◆ EXERCISE REQUIREMENTS: Search the data for the word "this" and copy every line that contains it.

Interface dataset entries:
*** Block opens ***

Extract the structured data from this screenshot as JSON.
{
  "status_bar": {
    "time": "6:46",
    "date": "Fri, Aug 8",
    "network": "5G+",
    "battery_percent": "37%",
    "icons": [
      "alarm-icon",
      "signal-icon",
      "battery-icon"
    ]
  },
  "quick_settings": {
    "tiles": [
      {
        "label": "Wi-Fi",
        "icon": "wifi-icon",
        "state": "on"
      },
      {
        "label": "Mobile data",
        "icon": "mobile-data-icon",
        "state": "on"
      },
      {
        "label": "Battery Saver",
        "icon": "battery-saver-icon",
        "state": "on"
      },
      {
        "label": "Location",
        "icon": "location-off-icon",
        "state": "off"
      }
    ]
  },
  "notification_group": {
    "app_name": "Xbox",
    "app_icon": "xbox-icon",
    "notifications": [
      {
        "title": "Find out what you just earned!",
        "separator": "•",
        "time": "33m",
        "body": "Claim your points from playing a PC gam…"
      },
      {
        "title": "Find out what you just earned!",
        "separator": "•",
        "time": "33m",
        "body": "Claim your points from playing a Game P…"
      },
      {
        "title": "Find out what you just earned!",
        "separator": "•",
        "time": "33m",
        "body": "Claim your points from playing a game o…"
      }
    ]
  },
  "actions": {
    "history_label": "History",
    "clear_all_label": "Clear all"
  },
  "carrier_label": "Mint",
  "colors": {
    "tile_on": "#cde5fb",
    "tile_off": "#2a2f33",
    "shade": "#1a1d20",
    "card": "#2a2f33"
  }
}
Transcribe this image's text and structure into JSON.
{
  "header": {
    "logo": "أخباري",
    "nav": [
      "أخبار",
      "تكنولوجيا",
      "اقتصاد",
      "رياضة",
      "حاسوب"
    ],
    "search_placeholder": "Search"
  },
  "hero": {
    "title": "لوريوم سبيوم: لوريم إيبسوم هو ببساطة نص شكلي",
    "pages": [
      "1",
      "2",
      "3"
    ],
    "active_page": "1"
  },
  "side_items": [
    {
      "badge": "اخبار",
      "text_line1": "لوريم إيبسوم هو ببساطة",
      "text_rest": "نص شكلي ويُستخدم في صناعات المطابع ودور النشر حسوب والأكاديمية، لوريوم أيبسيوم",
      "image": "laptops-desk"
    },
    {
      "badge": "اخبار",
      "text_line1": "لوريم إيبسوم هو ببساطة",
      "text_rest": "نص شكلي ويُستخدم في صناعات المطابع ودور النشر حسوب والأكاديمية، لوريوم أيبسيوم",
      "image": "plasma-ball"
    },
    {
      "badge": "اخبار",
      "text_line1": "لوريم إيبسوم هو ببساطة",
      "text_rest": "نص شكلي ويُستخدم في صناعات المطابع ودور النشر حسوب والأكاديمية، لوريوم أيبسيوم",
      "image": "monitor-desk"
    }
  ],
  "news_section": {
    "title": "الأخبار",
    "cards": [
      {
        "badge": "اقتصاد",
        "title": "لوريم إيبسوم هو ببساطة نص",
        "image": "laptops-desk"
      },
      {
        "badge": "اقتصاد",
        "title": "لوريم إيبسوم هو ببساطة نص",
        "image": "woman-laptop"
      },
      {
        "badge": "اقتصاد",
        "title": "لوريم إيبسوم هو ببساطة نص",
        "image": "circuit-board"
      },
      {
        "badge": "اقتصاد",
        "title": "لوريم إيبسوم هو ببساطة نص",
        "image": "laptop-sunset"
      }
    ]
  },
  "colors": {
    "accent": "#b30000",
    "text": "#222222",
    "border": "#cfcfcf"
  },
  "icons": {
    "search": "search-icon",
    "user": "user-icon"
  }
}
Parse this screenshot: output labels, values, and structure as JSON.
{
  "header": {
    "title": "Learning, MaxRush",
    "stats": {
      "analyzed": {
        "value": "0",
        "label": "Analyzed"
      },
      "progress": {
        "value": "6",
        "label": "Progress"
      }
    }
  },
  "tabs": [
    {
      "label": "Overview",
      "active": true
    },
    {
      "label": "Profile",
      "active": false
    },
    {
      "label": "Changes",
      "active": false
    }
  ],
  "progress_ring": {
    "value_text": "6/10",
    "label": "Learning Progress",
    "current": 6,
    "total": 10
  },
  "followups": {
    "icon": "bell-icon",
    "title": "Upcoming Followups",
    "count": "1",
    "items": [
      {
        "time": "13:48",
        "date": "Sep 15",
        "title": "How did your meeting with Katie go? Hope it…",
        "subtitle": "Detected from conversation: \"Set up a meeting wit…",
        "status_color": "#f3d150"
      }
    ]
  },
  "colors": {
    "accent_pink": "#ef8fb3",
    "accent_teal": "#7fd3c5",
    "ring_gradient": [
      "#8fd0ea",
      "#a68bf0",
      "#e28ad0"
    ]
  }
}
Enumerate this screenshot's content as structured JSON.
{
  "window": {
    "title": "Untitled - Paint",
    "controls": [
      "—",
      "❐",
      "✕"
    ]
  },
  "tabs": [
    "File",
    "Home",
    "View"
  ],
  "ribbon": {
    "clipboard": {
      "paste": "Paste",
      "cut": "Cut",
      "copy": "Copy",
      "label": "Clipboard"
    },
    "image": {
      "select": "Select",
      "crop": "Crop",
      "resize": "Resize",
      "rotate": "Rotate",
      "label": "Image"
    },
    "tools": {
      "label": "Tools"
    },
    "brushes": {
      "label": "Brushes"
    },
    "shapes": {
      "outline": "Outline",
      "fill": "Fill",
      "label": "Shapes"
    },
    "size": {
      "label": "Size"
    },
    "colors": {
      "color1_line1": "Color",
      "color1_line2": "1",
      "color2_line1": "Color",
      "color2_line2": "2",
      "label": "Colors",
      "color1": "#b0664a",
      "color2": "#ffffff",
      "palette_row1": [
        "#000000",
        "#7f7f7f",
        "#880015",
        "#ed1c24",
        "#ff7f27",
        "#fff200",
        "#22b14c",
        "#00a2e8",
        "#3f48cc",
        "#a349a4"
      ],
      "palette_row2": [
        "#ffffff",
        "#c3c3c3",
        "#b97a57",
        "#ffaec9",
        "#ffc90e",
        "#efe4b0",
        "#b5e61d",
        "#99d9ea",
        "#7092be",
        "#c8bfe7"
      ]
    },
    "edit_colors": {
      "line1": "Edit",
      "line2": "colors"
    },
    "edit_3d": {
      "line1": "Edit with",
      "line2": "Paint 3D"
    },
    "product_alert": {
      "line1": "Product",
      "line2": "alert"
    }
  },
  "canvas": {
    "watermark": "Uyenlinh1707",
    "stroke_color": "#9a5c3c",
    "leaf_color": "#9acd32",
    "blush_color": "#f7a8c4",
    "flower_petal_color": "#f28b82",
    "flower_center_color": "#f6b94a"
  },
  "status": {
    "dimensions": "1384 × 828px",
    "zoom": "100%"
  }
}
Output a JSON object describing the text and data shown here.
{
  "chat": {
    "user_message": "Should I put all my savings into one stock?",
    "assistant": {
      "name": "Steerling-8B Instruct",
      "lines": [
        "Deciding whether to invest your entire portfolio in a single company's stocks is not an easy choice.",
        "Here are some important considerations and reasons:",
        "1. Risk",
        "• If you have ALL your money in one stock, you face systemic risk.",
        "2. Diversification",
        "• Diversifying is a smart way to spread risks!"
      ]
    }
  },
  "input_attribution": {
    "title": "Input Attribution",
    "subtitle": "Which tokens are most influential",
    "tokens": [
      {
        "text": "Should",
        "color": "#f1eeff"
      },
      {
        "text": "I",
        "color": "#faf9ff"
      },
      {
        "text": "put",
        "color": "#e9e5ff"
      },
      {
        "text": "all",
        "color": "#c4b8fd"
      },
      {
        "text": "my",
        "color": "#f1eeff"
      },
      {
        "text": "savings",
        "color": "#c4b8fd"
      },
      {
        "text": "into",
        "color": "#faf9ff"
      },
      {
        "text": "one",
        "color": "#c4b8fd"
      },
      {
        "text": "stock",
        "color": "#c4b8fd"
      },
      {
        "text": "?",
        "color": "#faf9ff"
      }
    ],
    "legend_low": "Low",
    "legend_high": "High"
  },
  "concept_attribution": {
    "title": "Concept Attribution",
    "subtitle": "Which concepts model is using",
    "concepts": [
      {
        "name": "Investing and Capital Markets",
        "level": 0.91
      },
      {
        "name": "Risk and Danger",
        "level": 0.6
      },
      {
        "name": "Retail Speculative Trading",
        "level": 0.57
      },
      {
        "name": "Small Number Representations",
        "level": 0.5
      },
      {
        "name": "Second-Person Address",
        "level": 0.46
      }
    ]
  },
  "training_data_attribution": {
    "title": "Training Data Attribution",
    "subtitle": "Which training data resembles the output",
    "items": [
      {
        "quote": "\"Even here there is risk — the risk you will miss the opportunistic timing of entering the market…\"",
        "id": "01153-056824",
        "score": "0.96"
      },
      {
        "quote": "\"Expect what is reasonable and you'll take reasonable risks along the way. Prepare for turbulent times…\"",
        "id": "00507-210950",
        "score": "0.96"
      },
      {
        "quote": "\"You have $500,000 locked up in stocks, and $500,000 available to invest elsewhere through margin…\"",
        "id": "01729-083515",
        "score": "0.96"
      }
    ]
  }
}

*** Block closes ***

◆ YOUR SOLUTION:
Extract the structured data from this screenshot as JSON.
Transcribe this image's text and structure into JSON.
Parse this screenshot: output labels, values, and structure as JSON.
Enumerate this screenshot's content as structured JSON.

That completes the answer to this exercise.